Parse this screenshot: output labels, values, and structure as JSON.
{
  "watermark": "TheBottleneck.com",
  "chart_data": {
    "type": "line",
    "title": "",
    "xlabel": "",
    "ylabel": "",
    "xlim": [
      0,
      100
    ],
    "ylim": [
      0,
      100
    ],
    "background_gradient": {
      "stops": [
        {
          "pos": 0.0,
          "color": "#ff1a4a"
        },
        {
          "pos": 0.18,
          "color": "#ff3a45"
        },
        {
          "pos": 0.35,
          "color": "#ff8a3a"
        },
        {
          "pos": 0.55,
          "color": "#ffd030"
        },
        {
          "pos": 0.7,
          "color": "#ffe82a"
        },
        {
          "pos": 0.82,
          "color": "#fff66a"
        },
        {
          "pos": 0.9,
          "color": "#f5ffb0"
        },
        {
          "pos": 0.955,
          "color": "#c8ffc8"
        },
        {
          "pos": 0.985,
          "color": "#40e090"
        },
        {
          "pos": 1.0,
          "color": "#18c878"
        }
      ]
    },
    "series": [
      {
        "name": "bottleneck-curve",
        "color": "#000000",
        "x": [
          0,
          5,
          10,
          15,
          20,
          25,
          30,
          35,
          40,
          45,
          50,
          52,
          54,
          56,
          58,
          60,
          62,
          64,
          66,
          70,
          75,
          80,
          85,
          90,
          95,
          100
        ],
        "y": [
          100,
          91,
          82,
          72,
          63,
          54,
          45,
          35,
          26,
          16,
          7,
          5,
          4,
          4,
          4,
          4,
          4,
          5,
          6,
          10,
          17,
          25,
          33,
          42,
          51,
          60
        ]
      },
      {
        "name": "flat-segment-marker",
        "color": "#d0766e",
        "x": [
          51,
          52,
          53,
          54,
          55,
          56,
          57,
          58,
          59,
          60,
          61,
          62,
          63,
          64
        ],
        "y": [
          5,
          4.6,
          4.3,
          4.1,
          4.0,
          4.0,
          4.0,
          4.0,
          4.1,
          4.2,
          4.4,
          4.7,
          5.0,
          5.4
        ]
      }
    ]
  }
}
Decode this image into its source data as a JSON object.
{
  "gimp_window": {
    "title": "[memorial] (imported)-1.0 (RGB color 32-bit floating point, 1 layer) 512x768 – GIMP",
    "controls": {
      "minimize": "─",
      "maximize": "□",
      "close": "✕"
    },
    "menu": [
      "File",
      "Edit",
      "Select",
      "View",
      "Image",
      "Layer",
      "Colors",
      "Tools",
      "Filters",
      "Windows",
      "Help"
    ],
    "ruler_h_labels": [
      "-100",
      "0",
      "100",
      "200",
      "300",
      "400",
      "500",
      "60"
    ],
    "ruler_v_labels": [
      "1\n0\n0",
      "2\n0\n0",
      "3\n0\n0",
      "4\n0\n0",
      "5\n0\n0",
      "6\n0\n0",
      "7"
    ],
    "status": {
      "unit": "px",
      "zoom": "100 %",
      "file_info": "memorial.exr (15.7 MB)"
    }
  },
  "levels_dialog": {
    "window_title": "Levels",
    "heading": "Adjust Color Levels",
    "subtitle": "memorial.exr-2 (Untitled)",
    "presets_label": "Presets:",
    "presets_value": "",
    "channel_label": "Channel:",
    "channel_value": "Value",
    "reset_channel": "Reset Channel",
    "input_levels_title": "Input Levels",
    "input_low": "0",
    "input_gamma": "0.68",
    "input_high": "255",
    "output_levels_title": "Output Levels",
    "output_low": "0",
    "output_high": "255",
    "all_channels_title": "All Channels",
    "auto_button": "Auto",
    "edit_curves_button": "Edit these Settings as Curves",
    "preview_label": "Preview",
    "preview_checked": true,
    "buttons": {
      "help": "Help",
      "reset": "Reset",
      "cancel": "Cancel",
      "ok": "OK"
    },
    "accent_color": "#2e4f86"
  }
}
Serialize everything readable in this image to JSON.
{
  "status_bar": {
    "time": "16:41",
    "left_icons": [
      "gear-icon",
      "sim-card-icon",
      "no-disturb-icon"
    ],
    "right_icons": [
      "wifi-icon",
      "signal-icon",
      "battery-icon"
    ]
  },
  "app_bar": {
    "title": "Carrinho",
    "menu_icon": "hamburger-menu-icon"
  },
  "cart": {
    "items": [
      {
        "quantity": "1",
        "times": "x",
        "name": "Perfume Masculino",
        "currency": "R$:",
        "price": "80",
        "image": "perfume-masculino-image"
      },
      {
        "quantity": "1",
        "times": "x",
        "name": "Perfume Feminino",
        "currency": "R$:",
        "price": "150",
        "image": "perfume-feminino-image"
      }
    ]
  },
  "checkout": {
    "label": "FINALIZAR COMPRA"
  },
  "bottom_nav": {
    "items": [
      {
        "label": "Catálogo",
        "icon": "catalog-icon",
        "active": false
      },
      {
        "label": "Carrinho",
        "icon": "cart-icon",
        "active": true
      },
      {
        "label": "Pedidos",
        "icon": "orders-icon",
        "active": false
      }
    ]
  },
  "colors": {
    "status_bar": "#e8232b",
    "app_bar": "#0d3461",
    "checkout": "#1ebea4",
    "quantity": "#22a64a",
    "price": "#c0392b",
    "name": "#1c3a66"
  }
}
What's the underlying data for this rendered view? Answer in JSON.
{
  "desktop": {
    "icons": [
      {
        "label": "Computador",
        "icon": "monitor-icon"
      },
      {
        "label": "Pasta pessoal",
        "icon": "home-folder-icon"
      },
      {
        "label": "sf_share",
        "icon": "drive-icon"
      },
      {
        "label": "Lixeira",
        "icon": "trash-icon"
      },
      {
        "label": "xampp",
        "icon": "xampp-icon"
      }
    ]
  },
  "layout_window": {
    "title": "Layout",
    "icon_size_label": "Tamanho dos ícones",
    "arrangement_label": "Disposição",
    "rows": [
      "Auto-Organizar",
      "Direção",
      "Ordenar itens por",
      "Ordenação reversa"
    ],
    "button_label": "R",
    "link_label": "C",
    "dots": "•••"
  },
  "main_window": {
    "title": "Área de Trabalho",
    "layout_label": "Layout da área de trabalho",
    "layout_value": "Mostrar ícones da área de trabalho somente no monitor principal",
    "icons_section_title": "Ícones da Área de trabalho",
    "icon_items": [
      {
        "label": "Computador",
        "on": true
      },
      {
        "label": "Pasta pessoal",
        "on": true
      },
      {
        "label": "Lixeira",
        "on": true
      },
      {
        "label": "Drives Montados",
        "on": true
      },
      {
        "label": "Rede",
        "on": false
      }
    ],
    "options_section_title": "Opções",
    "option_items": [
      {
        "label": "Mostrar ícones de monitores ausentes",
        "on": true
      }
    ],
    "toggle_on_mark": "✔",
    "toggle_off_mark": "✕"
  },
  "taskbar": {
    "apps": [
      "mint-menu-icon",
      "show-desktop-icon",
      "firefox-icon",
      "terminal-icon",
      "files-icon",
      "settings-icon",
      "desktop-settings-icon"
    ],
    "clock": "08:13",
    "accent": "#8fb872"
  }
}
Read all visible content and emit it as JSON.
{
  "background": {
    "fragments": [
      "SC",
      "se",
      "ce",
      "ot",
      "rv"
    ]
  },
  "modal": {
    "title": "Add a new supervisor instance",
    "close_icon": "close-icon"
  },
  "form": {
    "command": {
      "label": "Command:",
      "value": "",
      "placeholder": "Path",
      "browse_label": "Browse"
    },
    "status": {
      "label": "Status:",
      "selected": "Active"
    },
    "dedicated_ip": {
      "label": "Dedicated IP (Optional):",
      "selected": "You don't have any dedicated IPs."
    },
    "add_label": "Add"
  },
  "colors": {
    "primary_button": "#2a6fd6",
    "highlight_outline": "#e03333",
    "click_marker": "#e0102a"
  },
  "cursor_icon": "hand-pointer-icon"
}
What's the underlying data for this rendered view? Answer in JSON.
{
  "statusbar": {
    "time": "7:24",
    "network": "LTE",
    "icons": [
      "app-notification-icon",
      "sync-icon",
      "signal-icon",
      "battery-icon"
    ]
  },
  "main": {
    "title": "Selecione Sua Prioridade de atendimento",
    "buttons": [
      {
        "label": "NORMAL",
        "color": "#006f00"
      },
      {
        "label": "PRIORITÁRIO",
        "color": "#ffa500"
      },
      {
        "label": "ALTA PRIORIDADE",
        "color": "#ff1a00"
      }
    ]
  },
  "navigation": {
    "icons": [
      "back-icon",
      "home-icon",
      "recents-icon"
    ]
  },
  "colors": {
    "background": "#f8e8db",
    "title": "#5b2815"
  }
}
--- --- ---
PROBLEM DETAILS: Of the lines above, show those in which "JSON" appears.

EXERCISE OUTPUT:
Parse this screenshot: output labels, values, and structure as JSON.
Decode this image into its source data as a JSON object.
Serialize everything readable in this image to JSON.
What's the underlying data for this rendered view? Answer in JSON.
Read all visible content and emit it as JSON.
What's the underlying data for this rendered view? Answer in JSON.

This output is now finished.